● Task statement
Nothing may be left out, so copy every entry exactly.

-- Records for the task follows --

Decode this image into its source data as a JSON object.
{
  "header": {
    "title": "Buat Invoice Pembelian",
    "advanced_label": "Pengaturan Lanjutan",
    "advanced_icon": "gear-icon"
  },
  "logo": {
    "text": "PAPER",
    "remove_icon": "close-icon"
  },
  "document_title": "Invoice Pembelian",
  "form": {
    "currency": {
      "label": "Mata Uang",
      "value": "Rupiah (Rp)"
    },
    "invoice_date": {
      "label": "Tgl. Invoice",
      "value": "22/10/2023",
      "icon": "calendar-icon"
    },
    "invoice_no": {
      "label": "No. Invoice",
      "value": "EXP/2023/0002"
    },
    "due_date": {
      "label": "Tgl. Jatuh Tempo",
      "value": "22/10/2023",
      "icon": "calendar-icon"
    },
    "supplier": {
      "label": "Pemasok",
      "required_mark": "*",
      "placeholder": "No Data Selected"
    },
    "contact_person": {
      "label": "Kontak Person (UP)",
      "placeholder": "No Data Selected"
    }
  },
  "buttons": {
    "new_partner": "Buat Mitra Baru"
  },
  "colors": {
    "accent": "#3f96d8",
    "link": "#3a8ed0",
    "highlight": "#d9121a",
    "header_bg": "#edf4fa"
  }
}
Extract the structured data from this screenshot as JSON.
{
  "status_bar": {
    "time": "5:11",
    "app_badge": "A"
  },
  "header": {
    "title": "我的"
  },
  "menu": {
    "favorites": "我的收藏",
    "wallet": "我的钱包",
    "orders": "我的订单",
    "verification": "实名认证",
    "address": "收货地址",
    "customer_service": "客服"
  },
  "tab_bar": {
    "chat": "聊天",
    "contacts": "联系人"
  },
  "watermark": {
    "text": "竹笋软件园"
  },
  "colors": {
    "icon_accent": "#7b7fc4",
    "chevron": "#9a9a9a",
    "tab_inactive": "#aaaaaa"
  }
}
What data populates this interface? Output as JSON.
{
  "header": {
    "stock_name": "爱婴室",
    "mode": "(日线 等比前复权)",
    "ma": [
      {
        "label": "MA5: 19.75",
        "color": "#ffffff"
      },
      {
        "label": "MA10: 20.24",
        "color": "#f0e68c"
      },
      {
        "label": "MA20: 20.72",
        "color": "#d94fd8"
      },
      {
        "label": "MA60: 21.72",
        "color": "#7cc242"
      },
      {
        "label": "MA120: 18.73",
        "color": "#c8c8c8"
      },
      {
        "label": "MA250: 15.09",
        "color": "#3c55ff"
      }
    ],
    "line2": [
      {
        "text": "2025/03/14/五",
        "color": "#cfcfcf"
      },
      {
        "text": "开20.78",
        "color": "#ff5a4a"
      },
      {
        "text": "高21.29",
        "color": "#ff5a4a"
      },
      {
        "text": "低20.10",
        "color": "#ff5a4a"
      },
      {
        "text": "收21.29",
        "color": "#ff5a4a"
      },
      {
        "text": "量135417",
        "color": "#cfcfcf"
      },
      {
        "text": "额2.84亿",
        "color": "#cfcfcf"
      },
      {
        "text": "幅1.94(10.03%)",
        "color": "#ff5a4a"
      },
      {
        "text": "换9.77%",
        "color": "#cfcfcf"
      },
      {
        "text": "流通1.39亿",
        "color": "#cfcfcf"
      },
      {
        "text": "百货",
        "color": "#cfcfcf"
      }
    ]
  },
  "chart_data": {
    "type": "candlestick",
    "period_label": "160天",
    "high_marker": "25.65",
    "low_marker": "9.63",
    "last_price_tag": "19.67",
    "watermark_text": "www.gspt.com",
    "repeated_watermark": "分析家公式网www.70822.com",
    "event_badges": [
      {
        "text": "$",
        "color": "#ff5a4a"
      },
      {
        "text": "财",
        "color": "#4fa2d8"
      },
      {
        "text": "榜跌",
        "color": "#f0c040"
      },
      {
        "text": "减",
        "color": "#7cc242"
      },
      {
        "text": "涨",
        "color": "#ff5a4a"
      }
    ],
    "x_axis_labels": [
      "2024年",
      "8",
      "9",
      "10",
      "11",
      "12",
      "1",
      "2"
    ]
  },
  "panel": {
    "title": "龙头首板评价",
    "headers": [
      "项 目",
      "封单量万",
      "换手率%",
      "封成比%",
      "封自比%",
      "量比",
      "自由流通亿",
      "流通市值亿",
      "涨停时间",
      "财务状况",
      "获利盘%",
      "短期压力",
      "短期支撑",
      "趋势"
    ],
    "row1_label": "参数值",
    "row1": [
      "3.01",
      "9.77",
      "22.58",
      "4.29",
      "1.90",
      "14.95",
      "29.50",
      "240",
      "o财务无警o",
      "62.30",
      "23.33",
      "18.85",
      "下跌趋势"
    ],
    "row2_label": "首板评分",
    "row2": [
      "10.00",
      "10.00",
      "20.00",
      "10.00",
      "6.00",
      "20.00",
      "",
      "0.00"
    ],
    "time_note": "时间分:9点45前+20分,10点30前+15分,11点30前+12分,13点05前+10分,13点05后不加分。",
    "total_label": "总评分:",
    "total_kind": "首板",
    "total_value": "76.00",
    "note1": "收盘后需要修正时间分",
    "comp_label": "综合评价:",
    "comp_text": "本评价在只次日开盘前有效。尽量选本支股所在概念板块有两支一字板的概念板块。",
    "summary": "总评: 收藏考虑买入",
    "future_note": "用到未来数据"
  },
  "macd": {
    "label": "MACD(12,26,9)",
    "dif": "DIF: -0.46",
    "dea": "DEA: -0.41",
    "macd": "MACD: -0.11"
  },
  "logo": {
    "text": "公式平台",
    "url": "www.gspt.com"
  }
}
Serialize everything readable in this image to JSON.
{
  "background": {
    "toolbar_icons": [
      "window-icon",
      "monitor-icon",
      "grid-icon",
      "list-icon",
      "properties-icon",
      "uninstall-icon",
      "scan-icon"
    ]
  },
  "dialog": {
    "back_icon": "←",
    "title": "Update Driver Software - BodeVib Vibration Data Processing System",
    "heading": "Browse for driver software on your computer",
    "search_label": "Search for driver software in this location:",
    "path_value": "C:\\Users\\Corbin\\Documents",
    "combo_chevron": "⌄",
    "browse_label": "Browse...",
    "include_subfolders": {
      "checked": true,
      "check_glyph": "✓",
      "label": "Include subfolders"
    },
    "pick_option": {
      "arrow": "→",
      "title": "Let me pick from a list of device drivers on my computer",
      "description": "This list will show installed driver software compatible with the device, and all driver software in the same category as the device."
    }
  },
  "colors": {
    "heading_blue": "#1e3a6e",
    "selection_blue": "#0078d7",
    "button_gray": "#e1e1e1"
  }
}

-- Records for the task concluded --

● The answer
Decode this image into its source data as a JSON object.
{
  "header": {
    "title": "Buat Invoice Pembelian",
    "advanced_label": "Pengaturan Lanjutan",
    "advanced_icon": "gear-icon"
  },
  "logo": {
    "text": "PAPER",
    "remove_icon": "close-icon"
  },
  "document_title": "Invoice Pembelian",
  "form": {
    "currency": {
      "label": "Mata Uang",
      "value": "Rupiah (Rp)"
    },
    "invoice_date": {
      "label": "Tgl. Invoice",
      "value": "22/10/2023",
      "icon": "calendar-icon"
    },
    "invoice_no": {
      "label": "No. Invoice",
      "value": "EXP/2023/0002"
    },
    "due_date": {
      "label": "Tgl. Jatuh Tempo",
      "value": "22/10/2023",
      "icon": "calendar-icon"
    },
    "supplier": {
      "label": "Pemasok",
      "required_mark": "*",
      "placeholder": "No Data Selected"
    },
    "contact_person": {
      "label": "Kontak Person (UP)",
      "placeholder": "No Data Selected"
    }
  },
  "buttons": {
    "new_partner": "Buat Mitra Baru"
  },
  "colors": {
    "accent": "#3f96d8",
    "link": "#3a8ed0",
    "highlight": "#d9121a",
    "header_bg": "#edf4fa"
  }
}
Extract the structured data from this screenshot as JSON.
{
  "status_bar": {
    "time": "5:11",
    "app_badge": "A"
  },
  "header": {
    "title": "我的"
  },
  "menu": {
    "favorites": "我的收藏",
    "wallet": "我的钱包",
    "orders": "我的订单",
    "verification": "实名认证",
    "address": "收货地址",
    "customer_service": "客服"
  },
  "tab_bar": {
    "chat": "聊天",
    "contacts": "联系人"
  },
  "watermark": {
    "text": "竹笋软件园"
  },
  "colors": {
    "icon_accent": "#7b7fc4",
    "chevron": "#9a9a9a",
    "tab_inactive": "#aaaaaa"
  }
}
What data populates this interface? Output as JSON.
{
  "header": {
    "stock_name": "爱婴室",
    "mode": "(日线 等比前复权)",
    "ma": [
      {
        "label": "MA5: 19.75",
        "color": "#ffffff"
      },
      {
        "label": "MA10: 20.24",
        "color": "#f0e68c"
      },
      {
        "label": "MA20: 20.72",
        "color": "#d94fd8"
      },
      {
        "label": "MA60: 21.72",
        "color": "#7cc242"
      },
      {
        "label": "MA120: 18.73",
        "color": "#c8c8c8"
      },
      {
        "label": "MA250: 15.09",
        "color": "#3c55ff"
      }
    ],
    "line2": [
      {
        "text": "2025/03/14/五",
        "color": "#cfcfcf"
      },
      {
        "text": "开20.78",
        "color": "#ff5a4a"
      },
      {
        "text": "高21.29",
        "color": "#ff5a4a"
      },
      {
        "text": "低20.10",
        "color": "#ff5a4a"
      },
      {
        "text": "收21.29",
        "color": "#ff5a4a"
      },
      {
        "text": "量135417",
        "color": "#cfcfcf"
      },
      {
        "text": "额2.84亿",
        "color": "#cfcfcf"
      },
      {
        "text": "幅1.94(10.03%)",
        "color": "#ff5a4a"
      },
      {
        "text": "换9.77%",
        "color": "#cfcfcf"
      },
      {
        "text": "流通1.39亿",
        "color": "#cfcfcf"
      },
      {
        "text": "百货",
        "color": "#cfcfcf"
      }
    ]
  },
  "chart_data": {
    "type": "candlestick",
    "period_label": "160天",
    "high_marker": "25.65",
    "low_marker": "9.63",
    "last_price_tag": "19.67",
    "watermark_text": "www.gspt.com",
    "repeated_watermark": "分析家公式网www.70822.com",
    "event_badges": [
      {
        "text": "$",
        "color": "#ff5a4a"
      },
      {
        "text": "财",
        "color": "#4fa2d8"
      },
      {
        "text": "榜跌",
        "color": "#f0c040"
      },
      {
        "text": "减",
        "color": "#7cc242"
      },
      {
        "text": "涨",
        "color": "#ff5a4a"
      }
    ],
    "x_axis_labels": [
      "2024年",
      "8",
      "9",
      "10",
      "11",
      "12",
      "1",
      "2"
    ]
  },
  "panel": {
    "title": "龙头首板评价",
    "headers": [
      "项 目",
      "封单量万",
      "换手率%",
      "封成比%",
      "封自比%",
      "量比",
      "自由流通亿",
      "流通市值亿",
      "涨停时间",
      "财务状况",
      "获利盘%",
      "短期压力",
      "短期支撑",
      "趋势"
    ],
    "row1_label": "参数值",
    "row1": [
      "3.01",
      "9.77",
      "22.58",
      "4.29",
      "1.90",
      "14.95",
      "29.50",
      "240",
      "o财务无警o",
      "62.30",
      "23.33",
      "18.85",
      "下跌趋势"
    ],
    "row2_label": "首板评分",
    "row2": [
      "10.00",
      "10.00",
      "20.00",
      "10.00",
      "6.00",
      "20.00",
      "",
      "0.00"
    ],
    "time_note": "时间分:9点45前+20分,10点30前+15分,11点30前+12分,13点05前+10分,13点05后不加分。",
    "total_label": "总评分:",
    "total_kind": "首板",
    "total_value": "76.00",
    "note1": "收盘后需要修正时间分",
    "comp_label": "综合评价:",
    "comp_text": "本评价在只次日开盘前有效。尽量选本支股所在概念板块有两支一字板的概念板块。",
    "summary": "总评: 收藏考虑买入",
    "future_note": "用到未来数据"
  },
  "macd": {
    "label": "MACD(12,26,9)",
    "dif": "DIF: -0.46",
    "dea": "DEA: -0.41",
    "macd": "MACD: -0.11"
  },
  "logo": {
    "text": "公式平台",
    "url": "www.gspt.com"
  }
}
Serialize everything readable in this image to JSON.
{
  "background": {
    "toolbar_icons": [
      "window-icon",
      "monitor-icon",
      "grid-icon",
      "list-icon",
      "properties-icon",
      "uninstall-icon",
      "scan-icon"
    ]
  },
  "dialog": {
    "back_icon": "←",
    "title": "Update Driver Software - BodeVib Vibration Data Processing System",
    "heading": "Browse for driver software on your computer",
    "search_label": "Search for driver software in this location:",
    "path_value": "C:\\Users\\Corbin\\Documents",
    "combo_chevron": "⌄",
    "browse_label": "Browse...",
    "include_subfolders": {
      "checked": true,
      "check_glyph": "✓",
      "label": "Include subfolders"
    },
    "pick_option": {
      "arrow": "→",
      "title": "Let me pick from a list of device drivers on my computer",
      "description": "This list will show installed driver software compatible with the device, and all driver software in the same category as the device."
    }
  },
  "colors": {
    "heading_blue": "#1e3a6e",
    "selection_blue": "#0078d7",
    "button_gray": "#e1e1e1"
  }
}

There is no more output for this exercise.